For event organiser and exhibitors VR provides the opportunity to showcase products that are too hard to bring to an event. For example with VR you can test drive a car, visit New York and try out the latest adventure park all without leaving the venue. Thomas Cook and Northface are just two brands that have already used VR successfully to significantly increase in-store revenue so just image what impact VR could have on your attendance figures. There are some more great examples of VR campaigns here.
Although digital signage and displays aren’t necessarily ‘innovative’ these days, being creative with digital technology can have a massive impact on the overall effect of your event.
Because we like to think of ourselves as digital technology advocates we always keen to design for digital. We rarely stick to using a standard screen format (when appropriate) and we always aim to make content immersive and engaging. This means that we utilise our animation and 3d animation skills at our events to grab attention.
Ultimately, we’d always advise using digital signage at your event instead of your traditional printed event signage. It’s far more engaging, can be updated in real time and miles more effective at communicating your event messaging.
Near Field Communication (NFC) is not new technology by any means. There are tonnes of examples of NFC being used in creative ways to create highly personalised experiences. Take the Audi City concept store in London. This uses NFC technology to change the image being projected on the screen depending on which colour swatch is selected. When the NFC swatch is placed onto the receiver it triggers the change of the content being displayed on the screen.
NFC can also be used to display messages on NFC enabled devices. These have proved successful at being able to entice prospective customers or simply just alert them to an exclusive offer when in range. It might seem creepy but it’s packed with potential for events.
The popularity of light displays are increasing. Not only are they entertaining but some light displays that we’ve seen are quite literally out of this world. You may remember the drone display by Intel we featured recently? Well, they’ve done it again, but this time during the opening ceremony at the 2018 Winter Olympics. With 1200 drone lights travelling up a snowy mountain they captivated audiences and set a new world record.
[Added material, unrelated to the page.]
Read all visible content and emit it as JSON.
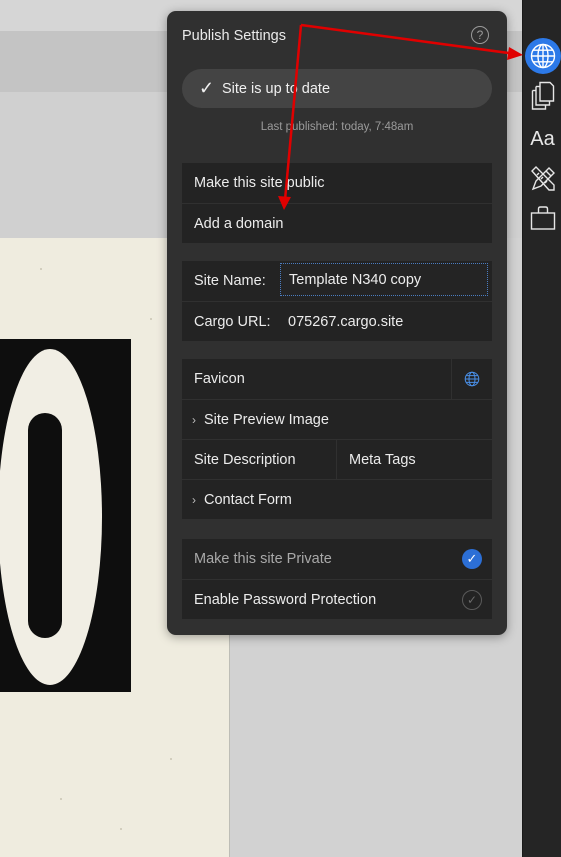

Applications built for the purpose of automation not only free up human staff but also increase efficiency. There has been a huge increase in the rise of bots. These bots can perform a manner of tasks like taking your details, welcoming visitors and even giving them directional information. (Wayfinder).
Eventbots or chatbot is an AI application built to help event attendees by answering questions submitted through SMS, web chat, Facebook Messenger or Twitter DM. The bot is pre-programmed with event data enabling it automatically answer questions. Questions like, ‘where are the toilets?’, ‘when is this talk on?’, and ‘where’s the car park?’ can be answered without human intervention. With up to 80% of event attendees using and these bots at events it’s likely that these are going to get more and more popular.
The purpose of this blog was to demonstrate how technology is being used to engage with people. It’s ironic that the very technology that has made us more isolated and distant is now being used to reconnect people. For events technology is pivotal to efficiency and leaving a lasting impression. Of course we can’t talk about the role of technology at events without addressing its role in retail. Retailers are having to build in-store experiences to lure people back to the high street to reconnect with consumers. It’s surprising then that a recent study has shown that UK retailers lack the strategy for instore technology.
2018 is an exciting time to be a designer and it’s even better that i’m in a creative industry. It’s here that I get to exercise crazy concepts that have an ability to change the way people experience brands. Technology can improve the way people share their data and transform the way teams collaborate. And we’re at the forefront of it.